• _Directions_:
Each entry needs to be copied exactly, with nothing left out.

Data records
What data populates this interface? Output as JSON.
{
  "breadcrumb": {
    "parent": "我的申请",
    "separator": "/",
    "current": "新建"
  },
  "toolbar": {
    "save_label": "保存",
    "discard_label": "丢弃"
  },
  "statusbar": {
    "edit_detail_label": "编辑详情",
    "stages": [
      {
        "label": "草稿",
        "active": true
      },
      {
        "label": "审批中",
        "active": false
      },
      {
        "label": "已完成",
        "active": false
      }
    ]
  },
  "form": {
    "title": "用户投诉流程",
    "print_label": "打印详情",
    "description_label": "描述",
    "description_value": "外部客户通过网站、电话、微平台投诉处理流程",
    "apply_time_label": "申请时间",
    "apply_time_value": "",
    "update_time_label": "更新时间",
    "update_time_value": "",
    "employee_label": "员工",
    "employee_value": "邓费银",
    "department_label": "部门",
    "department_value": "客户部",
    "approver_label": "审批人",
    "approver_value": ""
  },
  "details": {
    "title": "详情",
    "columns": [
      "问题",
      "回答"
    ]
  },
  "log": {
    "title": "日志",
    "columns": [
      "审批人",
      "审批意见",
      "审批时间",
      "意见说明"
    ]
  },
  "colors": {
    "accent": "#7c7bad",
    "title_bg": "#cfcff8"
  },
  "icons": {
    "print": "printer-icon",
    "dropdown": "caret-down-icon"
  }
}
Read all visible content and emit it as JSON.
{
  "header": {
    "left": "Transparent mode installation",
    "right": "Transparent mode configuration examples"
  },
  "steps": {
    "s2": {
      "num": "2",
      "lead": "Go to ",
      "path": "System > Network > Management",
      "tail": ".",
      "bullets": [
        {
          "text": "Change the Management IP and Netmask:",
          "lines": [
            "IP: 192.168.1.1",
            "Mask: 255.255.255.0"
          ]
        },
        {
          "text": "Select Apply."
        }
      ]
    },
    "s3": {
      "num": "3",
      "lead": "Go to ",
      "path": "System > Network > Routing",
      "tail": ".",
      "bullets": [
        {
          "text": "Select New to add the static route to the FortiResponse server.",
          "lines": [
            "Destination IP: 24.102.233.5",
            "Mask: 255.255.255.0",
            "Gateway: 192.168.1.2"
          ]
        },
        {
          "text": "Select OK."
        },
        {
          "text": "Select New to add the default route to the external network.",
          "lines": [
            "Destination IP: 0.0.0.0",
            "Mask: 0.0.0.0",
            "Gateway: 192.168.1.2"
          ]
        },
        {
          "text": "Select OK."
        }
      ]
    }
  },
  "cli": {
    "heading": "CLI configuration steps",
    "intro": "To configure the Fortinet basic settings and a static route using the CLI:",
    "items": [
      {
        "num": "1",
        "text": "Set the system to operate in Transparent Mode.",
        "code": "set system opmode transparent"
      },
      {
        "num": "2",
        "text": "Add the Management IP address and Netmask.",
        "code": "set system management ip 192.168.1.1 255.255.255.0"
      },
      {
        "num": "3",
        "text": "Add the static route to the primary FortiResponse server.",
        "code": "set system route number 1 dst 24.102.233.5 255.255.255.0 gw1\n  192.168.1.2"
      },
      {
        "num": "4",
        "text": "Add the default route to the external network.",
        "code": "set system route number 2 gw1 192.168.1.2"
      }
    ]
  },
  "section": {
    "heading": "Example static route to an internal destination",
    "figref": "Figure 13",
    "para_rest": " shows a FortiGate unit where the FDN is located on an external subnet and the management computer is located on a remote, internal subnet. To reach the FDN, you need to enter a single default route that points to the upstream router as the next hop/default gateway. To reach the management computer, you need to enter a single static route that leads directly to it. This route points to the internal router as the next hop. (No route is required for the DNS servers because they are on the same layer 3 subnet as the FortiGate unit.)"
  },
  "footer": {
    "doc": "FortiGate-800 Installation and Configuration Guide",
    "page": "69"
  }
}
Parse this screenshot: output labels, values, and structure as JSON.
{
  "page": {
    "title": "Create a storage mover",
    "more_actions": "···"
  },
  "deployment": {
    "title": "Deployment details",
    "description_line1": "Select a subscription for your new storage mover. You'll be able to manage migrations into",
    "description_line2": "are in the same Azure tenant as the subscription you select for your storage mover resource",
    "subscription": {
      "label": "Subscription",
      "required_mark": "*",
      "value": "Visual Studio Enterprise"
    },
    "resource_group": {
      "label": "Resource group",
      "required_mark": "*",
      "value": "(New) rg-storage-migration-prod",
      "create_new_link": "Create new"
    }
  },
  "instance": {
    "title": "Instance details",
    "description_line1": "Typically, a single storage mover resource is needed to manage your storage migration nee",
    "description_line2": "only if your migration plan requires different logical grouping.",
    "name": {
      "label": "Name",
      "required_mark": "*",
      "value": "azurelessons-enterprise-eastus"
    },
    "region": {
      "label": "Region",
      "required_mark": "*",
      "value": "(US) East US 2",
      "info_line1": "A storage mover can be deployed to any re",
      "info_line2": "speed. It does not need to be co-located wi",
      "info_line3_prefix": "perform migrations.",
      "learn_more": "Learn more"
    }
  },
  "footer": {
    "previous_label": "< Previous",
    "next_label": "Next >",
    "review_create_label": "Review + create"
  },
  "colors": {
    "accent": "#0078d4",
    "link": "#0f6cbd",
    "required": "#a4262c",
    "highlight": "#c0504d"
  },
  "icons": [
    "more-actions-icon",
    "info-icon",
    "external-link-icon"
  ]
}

• _Output_:
What data populates this interface? Output as JSON.
{
  "breadcrumb": {
    "parent": "我的申请",
    "separator": "/",
    "current": "新建"
  },
  "toolbar": {
    "save_label": "保存",
    "discard_label": "丢弃"
  },
  "statusbar": {
    "edit_detail_label": "编辑详情",
    "stages": [
      {
        "label": "草稿",
        "active": true
      },
      {
        "label": "审批中",
        "active": false
      },
      {
        "label": "已完成",
        "active": false
      }
    ]
  },
  "form": {
    "title": "用户投诉流程",
    "print_label": "打印详情",
    "description_label": "描述",
    "description_value": "外部客户通过网站、电话、微平台投诉处理流程",
    "apply_time_label": "申请时间",
    "apply_time_value": "",
    "update_time_label": "更新时间",
    "update_time_value": "",
    "employee_label": "员工",
    "employee_value": "邓费银",
    "department_label": "部门",
    "department_value": "客户部",
    "approver_label": "审批人",
    "approver_value": ""
  },
  "details": {
    "title": "详情",
    "columns": [
      "问题",
      "回答"
    ]
  },
  "log": {
    "title": "日志",
    "columns": [
      "审批人",
      "审批意见",
      "审批时间",
      "意见说明"
    ]
  },
  "colors": {
    "accent": "#7c7bad",
    "title_bg": "#cfcff8"
  },
  "icons": {
    "print": "printer-icon",
    "dropdown": "caret-down-icon"
  }
}
Read all visible content and emit it as JSON.
{
  "header": {
    "left": "Transparent mode installation",
    "right": "Transparent mode configuration examples"
  },
  "steps": {
    "s2": {
      "num": "2",
      "lead": "Go to ",
      "path": "System > Network > Management",
      "tail": ".",
      "bullets": [
        {
          "text": "Change the Management IP and Netmask:",
          "lines": [
            "IP: 192.168.1.1",
            "Mask: 255.255.255.0"
          ]
        },
        {
          "text": "Select Apply."
        }
      ]
    },
    "s3": {
      "num": "3",
      "lead": "Go to ",
      "path": "System > Network > Routing",
      "tail": ".",
      "bullets": [
        {
          "text": "Select New to add the static route to the FortiResponse server.",
          "lines": [
            "Destination IP: 24.102.233.5",
            "Mask: 255.255.255.0",
            "Gateway: 192.168.1.2"
          ]
        },
        {
          "text": "Select OK."
        },
        {
          "text": "Select New to add the default route to the external network.",
          "lines": [
            "Destination IP: 0.0.0.0",
            "Mask: 0.0.0.0",
            "Gateway: 192.168.1.2"
          ]
        },
        {
          "text": "Select OK."
        }
      ]
    }
  },
  "cli": {
    "heading": "CLI configuration steps",
    "intro": "To configure the Fortinet basic settings and a static route using the CLI:",
    "items": [
      {
        "num": "1",
        "text": "Set the system to operate in Transparent Mode.",
        "code": "set system opmode transparent"
      },
      {
        "num": "2",
        "text": "Add the Management IP address and Netmask.",
        "code": "set system management ip 192.168.1.1 255.255.255.0"
      },
      {
        "num": "3",
        "text": "Add the static route to the primary FortiResponse server.",
        "code": "set system route number 1 dst 24.102.233.5 255.255.255.0 gw1\n  192.168.1.2"
      },
      {
        "num": "4",
        "text": "Add the default route to the external network.",
        "code": "set system route number 2 gw1 192.168.1.2"
      }
    ]
  },
  "section": {
    "heading": "Example static route to an internal destination",
    "figref": "Figure 13",
    "para_rest": " shows a FortiGate unit where the FDN is located on an external subnet and the management computer is located on a remote, internal subnet. To reach the FDN, you need to enter a single default route that points to the upstream router as the next hop/default gateway. To reach the management computer, you need to enter a single static route that leads directly to it. This route points to the internal router as the next hop. (No route is required for the DNS servers because they are on the same layer 3 subnet as the FortiGate unit.)"
  },
  "footer": {
    "doc": "FortiGate-800 Installation and Configuration Guide",
    "page": "69"
  }
}
Parse this screenshot: output labels, values, and structure as JSON.
{
  "page": {
    "title": "Create a storage mover",
    "more_actions": "···"
  },
  "deployment": {
    "title": "Deployment details",
    "description_line1": "Select a subscription for your new storage mover. You'll be able to manage migrations into",
    "description_line2": "are in the same Azure tenant as the subscription you select for your storage mover resource",
    "subscription": {
      "label": "Subscription",
      "required_mark": "*",
      "value": "Visual Studio Enterprise"
    },
    "resource_group": {
      "label": "Resource group",
      "required_mark": "*",
      "value": "(New) rg-storage-migration-prod",
      "create_new_link": "Create new"
    }
  },
  "instance": {
    "title": "Instance details",
    "description_line1": "Typically, a single storage mover resource is needed to manage your storage migration nee",
    "description_line2": "only if your migration plan requires different logical grouping.",
    "name": {
      "label": "Name",
      "required_mark": "*",
      "value": "azurelessons-enterprise-eastus"
    },
    "region": {
      "label": "Region",
      "required_mark": "*",
      "value": "(US) East US 2",
      "info_line1": "A storage mover can be deployed to any re",
      "info_line2": "speed. It does not need to be co-located wi",
      "info_line3_prefix": "perform migrations.",
      "learn_more": "Learn more"
    }
  },
  "footer": {
    "previous_label": "< Previous",
    "next_label": "Next >",
    "review_create_label": "Review + create"
  },
  "colors": {
    "accent": "#0078d4",
    "link": "#0f6cbd",
    "required": "#a4262c",
    "highlight": "#c0504d"
  },
  "icons": [
    "more-actions-icon",
    "info-icon",
    "external-link-icon"
  ]
}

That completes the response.